The 2019 Mathematics in Industry Study Group workshop was held in Adelaide at the City West campus of the University of South Australia, from 21-25 January 2019.
Due to problems securing suitable industry problems this year, we ran a smaller event where we worked on the Explorer Challenge.
Despite the smaller event, we had 31 delegates at MISG. These included delegates from Oxford in the UK and from Japan. About half of the delegates were PhD students, with seven of these from the IDTC.
We had a geologist from UniSA present the problem on the Monday morning and provide technical advice throughout the week.
MISG will move to Newcastle University in 2020, with Natalie Thamwattana as the new director.
The 2018 Mathematics in Industry Group workshop was held in Adelaide from 29 January – 2 February. There were four projects from three companies:
- Australian Bureau of Statistics: combining publicly available data to infer information about sub-populations
- ElectraNet: incorporating the stochastic behaviour of new electricity generation technologies into long-term network optimisation
- ElectraNet: how do non-sychronous power generators, such as wind turbines and photovoltaic generators, impact the stability of electricity systems?
- Australian Lamb Company: optimising red meat cuts.
MISG was attended by about 75 delegates. Most were from Adelaide, but delegates also came from Brisbane, Melbourne, Perth and Newcastle. International delegates were from Oxford (UK), South Korea, Japan, Spain, Turkey and Italy. About half of the delegates were PhD students.
MISG was opened by Professor Emily Hilder, director of the Future Industries Institute at the University of South Australia. The MISG dinner was held at the State Library of South Australia.
The venue for the next 2019 MISG will be announced here once it has been decided.
More information about MISG:
MISG 2017 ran from 13-17 February 2017. It was opened by Emeritus Professor John Ockendon from Oxford University, who was instrumental in setting up study groups around the world.
We had about 65 delegates at MISG 2017, of which about one-third were PhD students. Most delegates were from Australia, but we also had visitors from the UK, Europe, Japan and Korea.
The delegates tackled four industry problems:
- analysing the lateness of UK passenger trains
- determining the impact of safety cameras on road crashes
- estimating the transonic drag of projectiles
- developing electricity control and pricing mechanisms for micro-grids.
MISG 2016 ran from 1-5 February 2016. The problems included:
- Inference in a knowledgebase (DST Group)
- Sequencing ore extraction to control blend quality (Schneider Electric)

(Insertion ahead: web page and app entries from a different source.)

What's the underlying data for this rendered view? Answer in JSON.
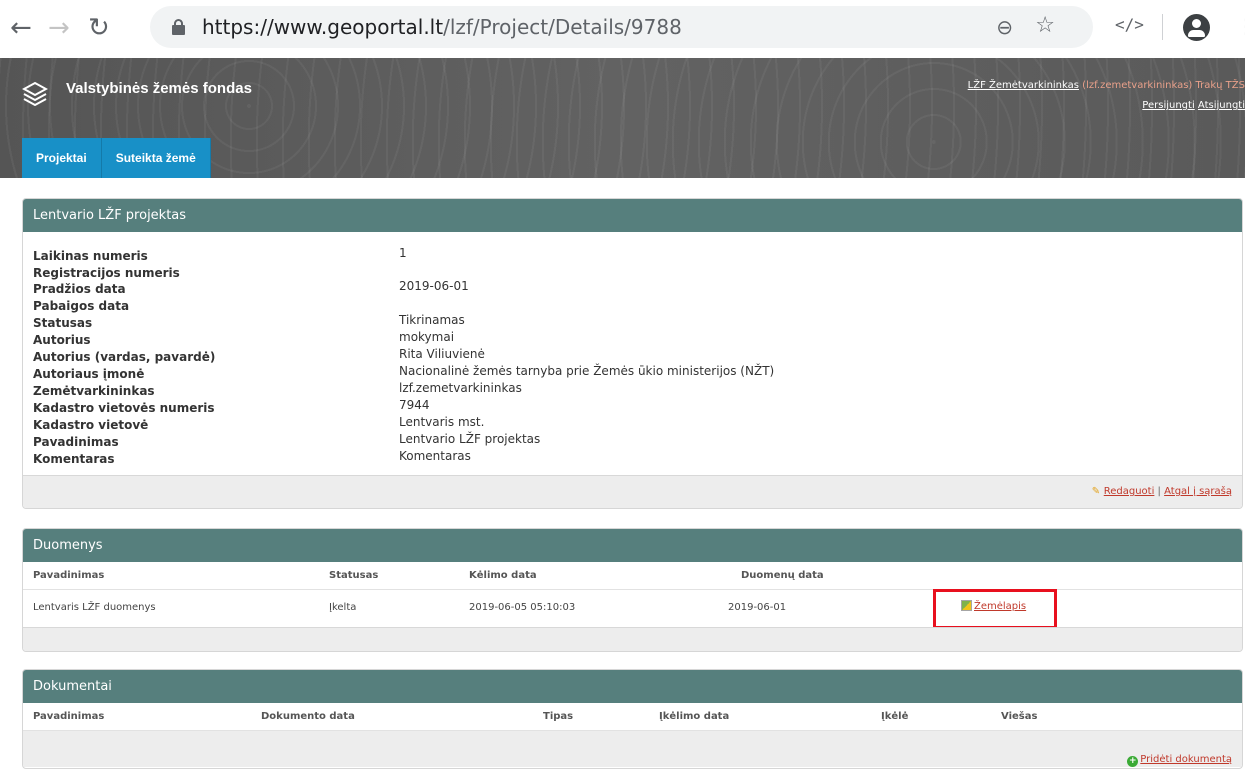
{
  "browser": {
    "url_host": "https://www.geoportal.lt",
    "url_path": "/lzf/Project/Details/9788"
  },
  "header": {
    "app_title": "Valstybinės žemės fondas",
    "user_name": "LŽF Žemėtvarkininkas",
    "user_extra": " (lzf.zemetvarkininkas) Trakų TŽS",
    "reconnect": "Persijungti",
    "logout": "Atsijungti",
    "tabs": [
      {
        "label": "Projektai"
      },
      {
        "label": "Suteikta žemė"
      }
    ]
  },
  "details": {
    "title": "Lentvario LŽF projektas",
    "rows": [
      {
        "label": "Laikinas numeris",
        "value": "1"
      },
      {
        "label": "Registracijos numeris",
        "value": ""
      },
      {
        "label": "Pradžios data",
        "value": "2019-06-01"
      },
      {
        "label": "Pabaigos data",
        "value": ""
      },
      {
        "label": "Statusas",
        "value": "Tikrinamas"
      },
      {
        "label": "Autorius",
        "value": "mokymai"
      },
      {
        "label": "Autorius (vardas, pavardė)",
        "value": "Rita Viliuvienė"
      },
      {
        "label": "Autoriaus įmonė",
        "value": "Nacionalinė žemės tarnyba prie Žemės ūkio ministerijos (NŽT)"
      },
      {
        "label": "Zemėtvarkininkas",
        "value": "lzf.zemetvarkininkas"
      },
      {
        "label": "Kadastro vietovės numeris",
        "value": "7944"
      },
      {
        "label": "Kadastro vietovė",
        "value": "Lentvaris mst."
      },
      {
        "label": "Pavadinimas",
        "value": "Lentvario LŽF projektas"
      },
      {
        "label": "Komentaras",
        "value": "Komentaras"
      }
    ],
    "edit": "Redaguoti",
    "separator": " | ",
    "back": "Atgal į sąrašą"
  },
  "duomenys": {
    "title": "Duomenys",
    "columns": [
      "Pavadinimas",
      "Statusas",
      "Kėlimo data",
      "Duomenų data"
    ],
    "rows": [
      {
        "name": "Lentvaris LŽF duomenys",
        "status": "Įkelta",
        "upload_date": "2019-06-05 05:10:03",
        "data_date": "2019-06-01",
        "map_link": "Žemėlapis"
      }
    ]
  },
  "dokumentai": {
    "title": "Dokumentai",
    "columns": [
      "Pavadinimas",
      "Dokumento data",
      "Tipas",
      "Įkėlimo data",
      "Įkėlė",
      "Viešas"
    ],
    "add": "Pridėti dokumentą"
  }
}
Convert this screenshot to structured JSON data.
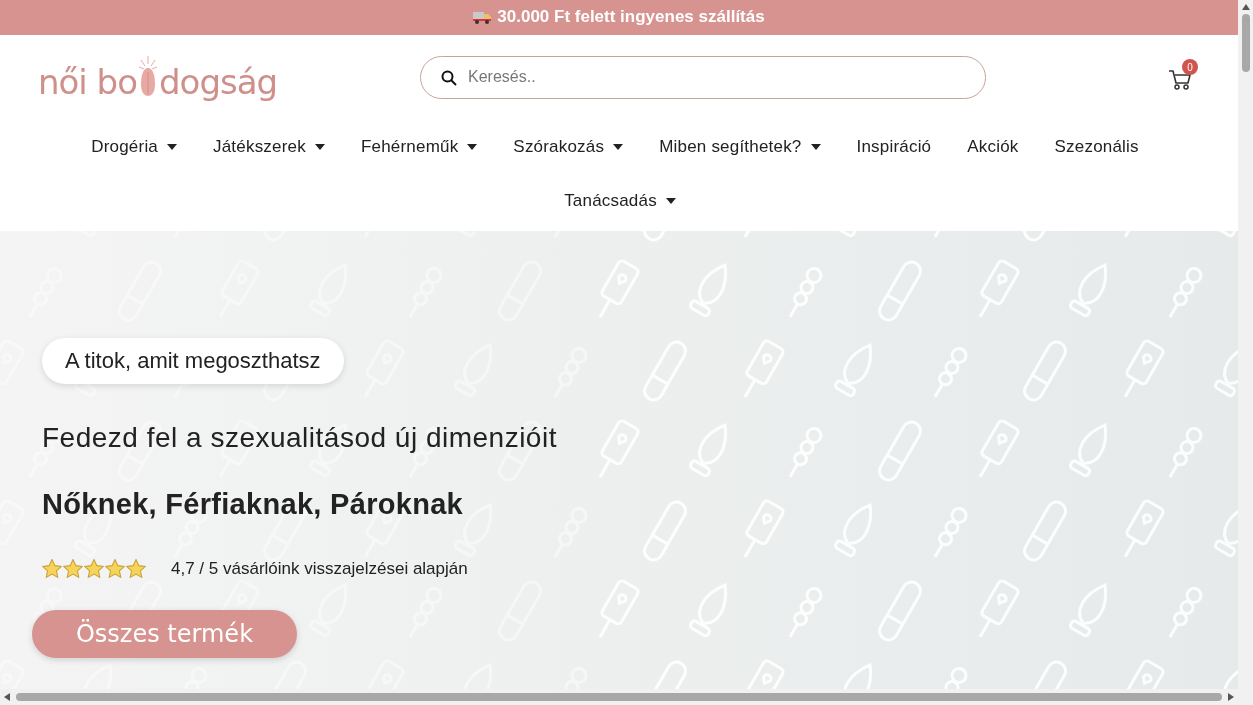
{
  "announcement": {
    "text": "30.000 Ft felett ingyenes szállítás"
  },
  "logo": {
    "before": "női bo",
    "after": "dogság"
  },
  "search": {
    "placeholder": "Keresés.."
  },
  "cart": {
    "count": "0"
  },
  "nav": [
    {
      "label": "Drogéria",
      "has_submenu": true
    },
    {
      "label": "Játékszerek",
      "has_submenu": true
    },
    {
      "label": "Fehérneműk",
      "has_submenu": true
    },
    {
      "label": "Szórakozás",
      "has_submenu": true
    },
    {
      "label": "Miben segíthetek?",
      "has_submenu": true
    },
    {
      "label": "Inspiráció",
      "has_submenu": false
    },
    {
      "label": "Akciók",
      "has_submenu": false
    },
    {
      "label": "Szezonális",
      "has_submenu": false
    },
    {
      "label": "Tanácsadás",
      "has_submenu": true
    }
  ],
  "hero": {
    "tagline": "A titok, amit megoszthatsz",
    "headline": "Fedezd fel a szexualitásod új dimenzióit",
    "subheadline": "Nőknek, Férfiaknak, Pároknak",
    "rating": {
      "stars": 5,
      "text": "4,7 / 5 vásárlóink visszajelzései alapján"
    },
    "button": "Összes termék"
  }
}
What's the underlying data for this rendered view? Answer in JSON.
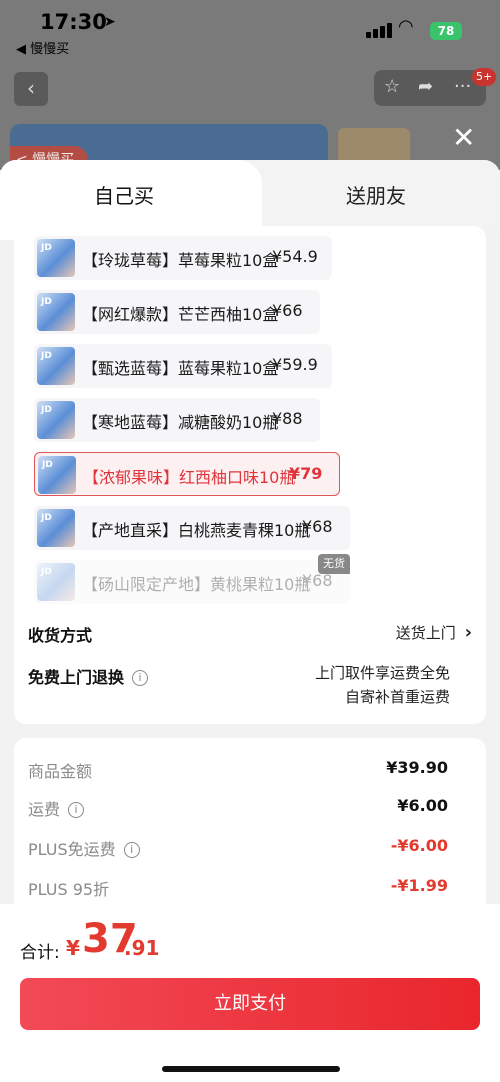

- Modelling water pollutant density associated with surface water runoff (SA Water)
- Optimisation of household PV and storage (Ergon Energy).
Thanks to everyone who contributed to a successful MISG.